A Midsummer Nights Dream Character Analysis of Bottom the Weaver




“A Midsummer Night’s Dream” Character Analysis of Bottom the Weaver The play “A Midsummer Night’s Dream” by William Shakespeare offers a wonderful contrast in human mentality. Shakespeare provides insight into man’s conflict with the rational versus emotional characteristics of human behavior. Athens represents the logical side, with its flourishing government and society. The fairy woods represents the wilder, irrational side where nothing seems to follow any sort of structure. The character of Bottom the weaver is a direct reflection of these two worlds. He brings the rational and irrational elements of the play together in several ways. Nick Bottom is indeed one of Shakespeare’s most memorable creations. He is first introduced during the casting of “Pyramus and Thisbe”(1.2.253). Bottom is ready to take on anything. He wants to play every part in the play. This can be seen as he says: “An I may hide my face, let me play Thisbe too. I’ll speak in a monstrous little voice: ‘Thisne, Thisne!’- ‘Ah Pyramus, my lover dear, thy Thisbe dear and lady dear’”(1.2.43-45). Further along he states: Let me play the lion too. I will roar that I will do any man’s hear good to hear me. I will roar that I will make the Duke say ‘Let him roar again; let him roar again’. (1.2.58-60) Clearly, Bottom has complete confidence in his ability to sweep from one end of the emotional scale to the other. Perhaps he feels that playing only one role in the play is constricting and he does not want to limit his talent to one specific person. This is the basis of the difference between him and the lovers. He does not want to feel restricted by anything or anyone, thereby casting aside the idea that loving only one person is possible. As he asks: “What is Pyramus? A lover or a tyrant?” (1.2 17) and shortly thereafter remarks: That will ask some tears in the true performing of it. If I do it, let the audience look to their eyes. I will move stones. I will condole, in some measure. To the rest. – Yet my chief humor is for the tyrant.
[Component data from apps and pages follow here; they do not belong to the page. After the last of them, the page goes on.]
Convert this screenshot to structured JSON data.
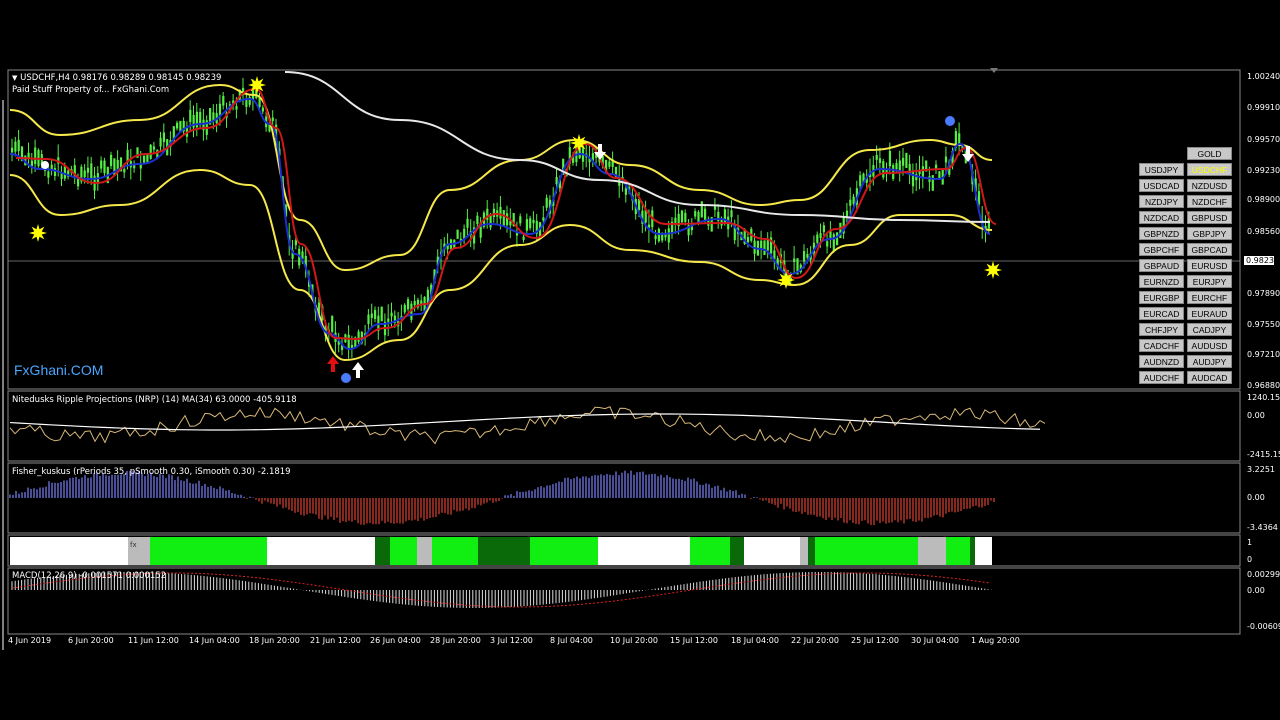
{
  "header": {
    "symbol_info": "USDCHF,H4  0.98176 0.98289 0.98145 0.98239",
    "subtitle": "Paid Stuff Property of... FxGhani.Com",
    "watermark": "FxGhani.COM"
  },
  "price_axis": {
    "labels": [
      "1.00240",
      "0.99910",
      "0.99570",
      "0.99230",
      "0.98900",
      "0.98560",
      "0.98239",
      "0.97890",
      "0.97550",
      "0.97210",
      "0.96880"
    ],
    "current_price": "0.98239"
  },
  "symbol_buttons": [
    {
      "label": "GOLD"
    },
    {
      "label": "USDJPY"
    },
    {
      "label": "USDCHF"
    },
    {
      "label": "USDCAD"
    },
    {
      "label": "NZDUSD"
    },
    {
      "label": "NZDJPY"
    },
    {
      "label": "NZDCHF"
    },
    {
      "label": "NZDCAD"
    },
    {
      "label": "GBPUSD"
    },
    {
      "label": "GBPNZD"
    },
    {
      "label": "GBPJPY"
    },
    {
      "label": "GBPCHF"
    },
    {
      "label": "GBPCAD"
    },
    {
      "label": "GBPAUD"
    },
    {
      "label": "EURUSD"
    },
    {
      "label": "EURNZD"
    },
    {
      "label": "EURJPY"
    },
    {
      "label": "EURGBP"
    },
    {
      "label": "EURCHF"
    },
    {
      "label": "EURCAD"
    },
    {
      "label": "EURAUD"
    },
    {
      "label": "CHFJPY"
    },
    {
      "label": "CADJPY"
    },
    {
      "label": "CADCHF"
    },
    {
      "label": "AUDUSD"
    },
    {
      "label": "AUDNZD"
    },
    {
      "label": "AUDJPY"
    },
    {
      "label": "AUDCHF"
    },
    {
      "label": "AUDCAD"
    }
  ],
  "active_symbol": "USDCHF",
  "indicators": {
    "nrp": {
      "title": "Nitedusks Ripple Projections (NRP) (14) MA(34) 63.0000 -405.9118",
      "axis": [
        "1240.15",
        "0.00",
        "-2415.15"
      ]
    },
    "fisher": {
      "title": "Fisher_kuskus  (rPeriods 35, pSmooth 0.30, iSmooth 0.30)  -2.1819",
      "axis": [
        "3.2251",
        "0.00",
        "-3.4364"
      ]
    },
    "strip": {
      "label": "fx",
      "axis": [
        "1",
        "0"
      ]
    },
    "macd": {
      "title": "MACD(12,26,9) -0.001571 0.000152",
      "axis": [
        "0.002999",
        "0.00",
        "-0.00609"
      ]
    }
  },
  "time_axis": [
    "4 Jun 2019",
    "6 Jun 20:00",
    "11 Jun 12:00",
    "14 Jun 04:00",
    "18 Jun 20:00",
    "21 Jun 12:00",
    "26 Jun 04:00",
    "28 Jun 20:00",
    "3 Jul 12:00",
    "8 Jul 04:00",
    "10 Jul 20:00",
    "15 Jul 12:00",
    "18 Jul 04:00",
    "22 Jul 20:00",
    "25 Jul 12:00",
    "30 Jul 04:00",
    "1 Aug 20:00"
  ],
  "colors": {
    "candle": "#55ee44",
    "band": "#f5e84a",
    "ma_red": "#d01818",
    "ma_blue": "#1a2fd0",
    "ma_white": "#e8e8e8",
    "fisher_up": "#6a70d8",
    "fisher_down": "#c0392b",
    "strip_green": "#11ee11",
    "strip_dark": "#0a6a0a",
    "strip_gray": "#bbbbbb",
    "axis_price_bg": "#ffffff"
  }
}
I could play’er’cles rarely, or a part to tear a cat in, to make all split. (1.2.19-23) Here he gives us insight into his own personality and almost seems to mock those in love. When he says “let the audience look to their eyes” (1.2.20), he is directly touching on one of the themes in the play: the use of one’s eyes in love, which according to Bottom means that people do not use their heads when in love and that it is an emotion merely based on superficialities. Whatever the case may be, it is obvious that he is much more of a lover than a tyrant. Bottom proceeds to show however, that one can love and be a tyrant at the same time. When he is transformed into the ass and shares Titania’s bower, it shows his marvelous adaptability to adapt immediately to whatever life offers him. His energetic love of life, good nature and eager innocence obtains him this entrance into the “other world” so different from his own. Perhaps he is not completely incapable of feeling or understanding love. Starting from his position as a “rock-bottom” realist, he can, with the same vigor and joy he brings to whatever he does, respond to this power and believe. The fantastically transformed Bottom, the least likely candidate for the position in the world before his transformation, becomes a participator in the fairy world in the incredible role of being Titania’s lover. But we see thus that it was possible after all. He can, in sum, be both a lover and a tyrant yet he knows that being in love is but a passing phase and that at some point, one must face reality again. When Bottom awakens from his “dream”, his own manner of reacting to it is the best approach to the experience. Wonder, awe, and a very strong sense of the power beyond man’s apprehension are communicated by his words here. “I have had a dream past the wit of man